Measurement and modeling of simplified trees for daylighting computer simulation

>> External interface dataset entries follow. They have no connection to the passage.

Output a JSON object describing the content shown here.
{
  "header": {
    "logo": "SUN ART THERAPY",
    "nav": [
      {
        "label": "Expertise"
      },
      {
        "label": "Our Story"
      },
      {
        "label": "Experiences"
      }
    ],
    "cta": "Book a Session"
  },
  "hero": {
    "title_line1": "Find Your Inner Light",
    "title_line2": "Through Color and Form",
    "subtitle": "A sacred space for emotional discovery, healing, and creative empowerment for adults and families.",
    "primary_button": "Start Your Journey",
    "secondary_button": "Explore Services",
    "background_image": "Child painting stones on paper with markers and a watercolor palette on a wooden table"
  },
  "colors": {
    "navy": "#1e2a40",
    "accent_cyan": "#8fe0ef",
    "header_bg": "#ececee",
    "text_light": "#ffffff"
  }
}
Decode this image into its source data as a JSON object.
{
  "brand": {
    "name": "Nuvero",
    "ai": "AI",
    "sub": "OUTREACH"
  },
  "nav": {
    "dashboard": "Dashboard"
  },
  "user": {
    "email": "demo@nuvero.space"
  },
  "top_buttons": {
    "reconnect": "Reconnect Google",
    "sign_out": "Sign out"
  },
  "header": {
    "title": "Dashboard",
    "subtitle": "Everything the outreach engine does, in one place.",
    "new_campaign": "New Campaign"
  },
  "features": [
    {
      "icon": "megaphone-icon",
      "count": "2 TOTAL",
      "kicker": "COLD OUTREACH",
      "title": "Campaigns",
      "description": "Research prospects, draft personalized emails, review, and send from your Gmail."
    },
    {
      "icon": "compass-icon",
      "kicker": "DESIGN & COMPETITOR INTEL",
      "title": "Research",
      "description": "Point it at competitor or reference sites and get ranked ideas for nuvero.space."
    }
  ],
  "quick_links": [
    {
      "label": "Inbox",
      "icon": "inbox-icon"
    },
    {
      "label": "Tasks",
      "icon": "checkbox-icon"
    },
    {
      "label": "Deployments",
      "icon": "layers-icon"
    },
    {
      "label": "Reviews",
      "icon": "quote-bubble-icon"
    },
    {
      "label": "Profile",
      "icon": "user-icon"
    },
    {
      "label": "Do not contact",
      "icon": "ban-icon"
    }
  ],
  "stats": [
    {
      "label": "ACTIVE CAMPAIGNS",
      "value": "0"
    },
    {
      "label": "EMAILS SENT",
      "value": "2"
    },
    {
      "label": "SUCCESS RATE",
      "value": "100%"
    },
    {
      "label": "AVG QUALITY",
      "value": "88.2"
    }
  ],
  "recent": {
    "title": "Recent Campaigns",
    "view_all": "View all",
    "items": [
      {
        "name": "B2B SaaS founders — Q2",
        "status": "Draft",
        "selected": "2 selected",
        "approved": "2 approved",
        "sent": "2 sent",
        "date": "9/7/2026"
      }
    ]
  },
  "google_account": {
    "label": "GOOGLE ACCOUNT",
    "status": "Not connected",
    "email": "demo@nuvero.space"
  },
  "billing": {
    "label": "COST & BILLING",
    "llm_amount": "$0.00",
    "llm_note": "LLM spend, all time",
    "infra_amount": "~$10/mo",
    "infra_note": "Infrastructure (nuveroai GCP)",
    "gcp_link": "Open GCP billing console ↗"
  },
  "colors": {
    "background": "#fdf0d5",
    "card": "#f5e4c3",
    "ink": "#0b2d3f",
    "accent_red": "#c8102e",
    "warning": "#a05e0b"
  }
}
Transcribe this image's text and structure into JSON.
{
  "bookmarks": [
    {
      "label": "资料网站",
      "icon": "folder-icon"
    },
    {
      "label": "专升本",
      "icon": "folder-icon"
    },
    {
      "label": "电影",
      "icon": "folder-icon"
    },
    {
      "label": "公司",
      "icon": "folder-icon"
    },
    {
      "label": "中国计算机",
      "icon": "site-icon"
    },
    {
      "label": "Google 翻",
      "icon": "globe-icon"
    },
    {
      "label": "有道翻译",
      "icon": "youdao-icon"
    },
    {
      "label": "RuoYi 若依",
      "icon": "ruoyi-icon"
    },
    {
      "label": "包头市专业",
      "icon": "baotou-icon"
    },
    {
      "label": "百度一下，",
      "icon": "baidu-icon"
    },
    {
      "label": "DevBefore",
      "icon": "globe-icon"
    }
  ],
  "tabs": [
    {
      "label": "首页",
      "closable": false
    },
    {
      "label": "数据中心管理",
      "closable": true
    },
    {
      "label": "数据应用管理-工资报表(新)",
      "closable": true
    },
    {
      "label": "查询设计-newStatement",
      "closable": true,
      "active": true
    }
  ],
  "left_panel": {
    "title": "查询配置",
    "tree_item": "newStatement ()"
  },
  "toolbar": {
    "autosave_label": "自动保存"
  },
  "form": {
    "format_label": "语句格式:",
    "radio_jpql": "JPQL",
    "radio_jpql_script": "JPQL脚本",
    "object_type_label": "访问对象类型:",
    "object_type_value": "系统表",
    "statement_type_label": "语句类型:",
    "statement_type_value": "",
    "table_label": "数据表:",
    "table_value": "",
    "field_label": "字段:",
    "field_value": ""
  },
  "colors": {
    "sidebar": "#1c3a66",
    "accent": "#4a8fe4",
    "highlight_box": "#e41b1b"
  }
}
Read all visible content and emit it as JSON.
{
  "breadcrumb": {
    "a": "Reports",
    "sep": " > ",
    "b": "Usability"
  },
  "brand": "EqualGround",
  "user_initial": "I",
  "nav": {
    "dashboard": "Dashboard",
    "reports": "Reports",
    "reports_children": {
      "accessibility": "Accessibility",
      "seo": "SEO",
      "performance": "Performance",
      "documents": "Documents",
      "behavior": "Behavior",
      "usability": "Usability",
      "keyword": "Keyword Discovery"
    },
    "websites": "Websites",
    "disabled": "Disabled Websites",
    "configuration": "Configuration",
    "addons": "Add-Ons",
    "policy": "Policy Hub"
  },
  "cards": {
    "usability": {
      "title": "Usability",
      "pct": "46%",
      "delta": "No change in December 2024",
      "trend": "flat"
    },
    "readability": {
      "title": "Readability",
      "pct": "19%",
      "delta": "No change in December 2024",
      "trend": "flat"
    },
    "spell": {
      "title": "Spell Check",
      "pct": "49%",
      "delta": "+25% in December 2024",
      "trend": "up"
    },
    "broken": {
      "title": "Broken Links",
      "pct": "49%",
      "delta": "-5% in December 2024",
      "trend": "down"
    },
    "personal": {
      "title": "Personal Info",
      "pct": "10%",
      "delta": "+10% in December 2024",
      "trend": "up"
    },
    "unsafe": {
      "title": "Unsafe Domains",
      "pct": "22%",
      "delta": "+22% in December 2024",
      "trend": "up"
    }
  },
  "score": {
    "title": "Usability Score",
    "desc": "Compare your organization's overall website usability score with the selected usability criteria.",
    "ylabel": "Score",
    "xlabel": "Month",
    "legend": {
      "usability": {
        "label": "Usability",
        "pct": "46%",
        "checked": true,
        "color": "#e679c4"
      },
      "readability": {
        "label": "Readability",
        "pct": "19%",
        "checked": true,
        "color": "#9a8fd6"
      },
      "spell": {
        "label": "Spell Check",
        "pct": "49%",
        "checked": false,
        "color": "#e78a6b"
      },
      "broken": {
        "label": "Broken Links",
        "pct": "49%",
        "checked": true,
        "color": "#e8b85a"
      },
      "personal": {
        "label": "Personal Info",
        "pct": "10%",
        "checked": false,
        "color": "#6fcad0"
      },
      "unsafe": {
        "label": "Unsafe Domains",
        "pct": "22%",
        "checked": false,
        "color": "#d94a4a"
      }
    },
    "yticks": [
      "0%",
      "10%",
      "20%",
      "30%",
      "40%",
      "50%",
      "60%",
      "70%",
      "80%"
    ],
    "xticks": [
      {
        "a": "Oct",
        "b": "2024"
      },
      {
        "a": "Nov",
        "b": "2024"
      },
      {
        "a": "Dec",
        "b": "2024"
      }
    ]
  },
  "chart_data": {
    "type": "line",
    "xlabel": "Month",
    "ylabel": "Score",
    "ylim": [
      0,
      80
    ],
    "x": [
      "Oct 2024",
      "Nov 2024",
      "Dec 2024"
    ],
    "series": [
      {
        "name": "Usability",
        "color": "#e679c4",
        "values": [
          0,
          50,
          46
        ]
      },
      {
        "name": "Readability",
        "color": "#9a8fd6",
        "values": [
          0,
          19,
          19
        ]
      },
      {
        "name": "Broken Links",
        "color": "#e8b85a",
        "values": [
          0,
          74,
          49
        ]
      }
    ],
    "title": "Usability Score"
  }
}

<p></p><p>Abstract Predicting the effect of arboreal vegetation on daylight performance is a complex and difficult task as it depends on accurately simulating the passage of light through its canopy. Variables such as leaf size, shape, reflectance and transparency, among others, should be considered. Thus, modeling a tree exactly simulating the real situation is impractical, not only because of the quantity and complexity of the variables, but also because of the overload of the model. In this context, the main aims of this research are: to improve the way of measuring the permeability of arboreal vegetation to daylight, which we call the "canopy gap fraction", using hemispherical photography and image analysis; and apply these measurements in simplified three-dimensional digital models to use in computational daylight simulations. Three digital models, namely "blinds", "translucent", and "gaps" were developed, simulating four tree species. The actual and simulated light levels of each one were compared and validated according to the relative MBE and RMSE indicators. The "gap" tree model, for example, was especially suitable for the Pitombeira and Carolina tree species, with relative MBE values of 0.21 and -0.12, as well as relative RMSE values of 0.02 and 0.03, respectively, proving the relevance of the developed method.</p><p></p>